Diversity, Equity, Accessibility and Inclusion Practices

FirstRoot is dedicated to promoting Participatory Budgeting (PB) in schools. Read any two paragraphs from this website, and we hope that message comes shining through. Our not-so-secret plan to improve the world is to empower students by giving them a say in the school budgeting process. Through PB, FirstRoot invites young people to have a seat at the planning table and an impact in the rooms where things happen.

But remove the money, and the goal of teaching adolescents how to manage their financial futures, one word summarizes our mission: inclusion. We are dedicated to including the stakeholders who had little or no say in how schools spend their budgets. Put another way, we want every student to be heard and have the experiences that only PB can offer. That passion for inclusion extends to our DEAI practices and goals. We’re dedicated to creating an environment where unique perspectives are celebrated.

That’s not just a feel-good belief: It’s a best practice backed by data. Research shows that economic equality benefits everyone, regardless of socioeconomic status (“The Spirit Level: Why Greater Equality Makes Societies Stronger” by Wilksinson and Pickett). That’s why, when we founded FirstRoot to champion PB programs, we embraced DEAI principles from the start.


Students are welcome to participate in PB programs, regardless of race, ethnicity, gender and gender identity, sexual orientation, socioeconomic status, language, culture, national origin, religious commitments, age, (dis)ability status, and political perspective. Actually, well-designed online experiences increase diversity and inclusion because they can prevent harmful stereotypes based on physical experience or the sound of a person’s voice.


Many expressions of equity focus on physical attributes, such as skin color, or lifestyle choices (i.e., as marriage). While vital to address, school programs often fail to consider the deep, structural inequities associated with money, economics and class. In PB, each student, regardless of socioeconomic status has a voice. In today’s United States, this kind of equality is almost impossible to achieve.


FirstRoot is committed to maintaining the dignity and independence of people with disabilities.

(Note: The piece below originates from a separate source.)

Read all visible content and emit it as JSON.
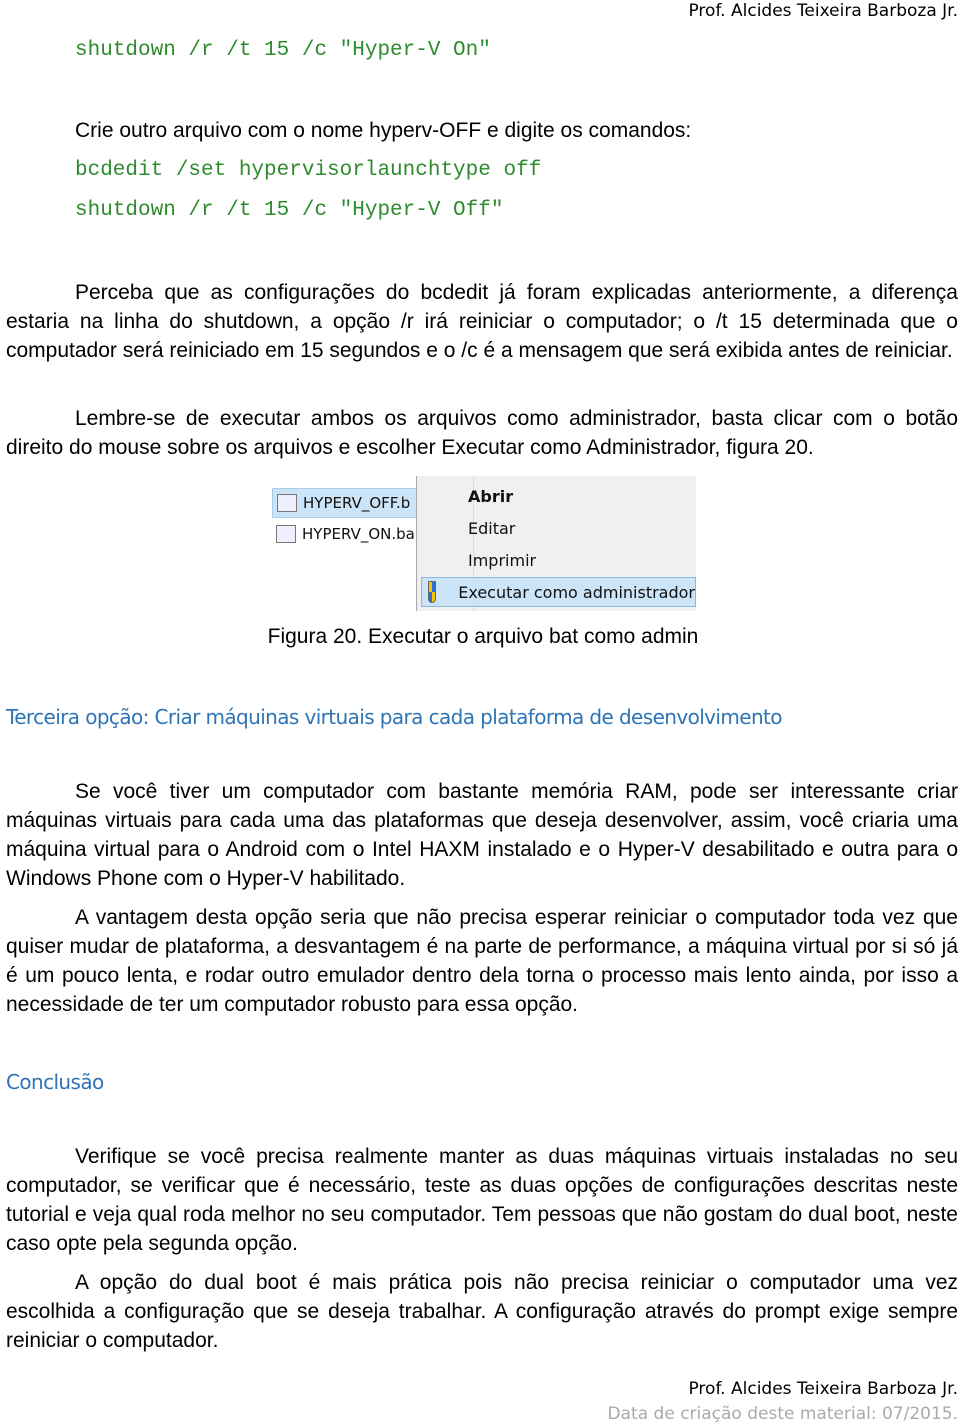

That includes ensuring that students, teachers, and school administrators have easy access to our programs, removing barriers to accessibility and meeting needs promptly in accordance with Americans with Disabilities Act (ADA) guidelines.

In addition, FirstRoot voluntarily complies with the World Wide Web Consortium’s Web Content Accessibility Guidelines 2.0, Level AA (“WCAG-2.0 AA”), a set of procedures adopted by a private group to maximize the accessibility of web content.


School PB programs provide an excellent opportunity to demonstrate to children that different perspectives are welcomed, that respectful deliberation and dialog create better outcomes for everyone. Ultimately, PB produces authentic diversity experiences that improve the community.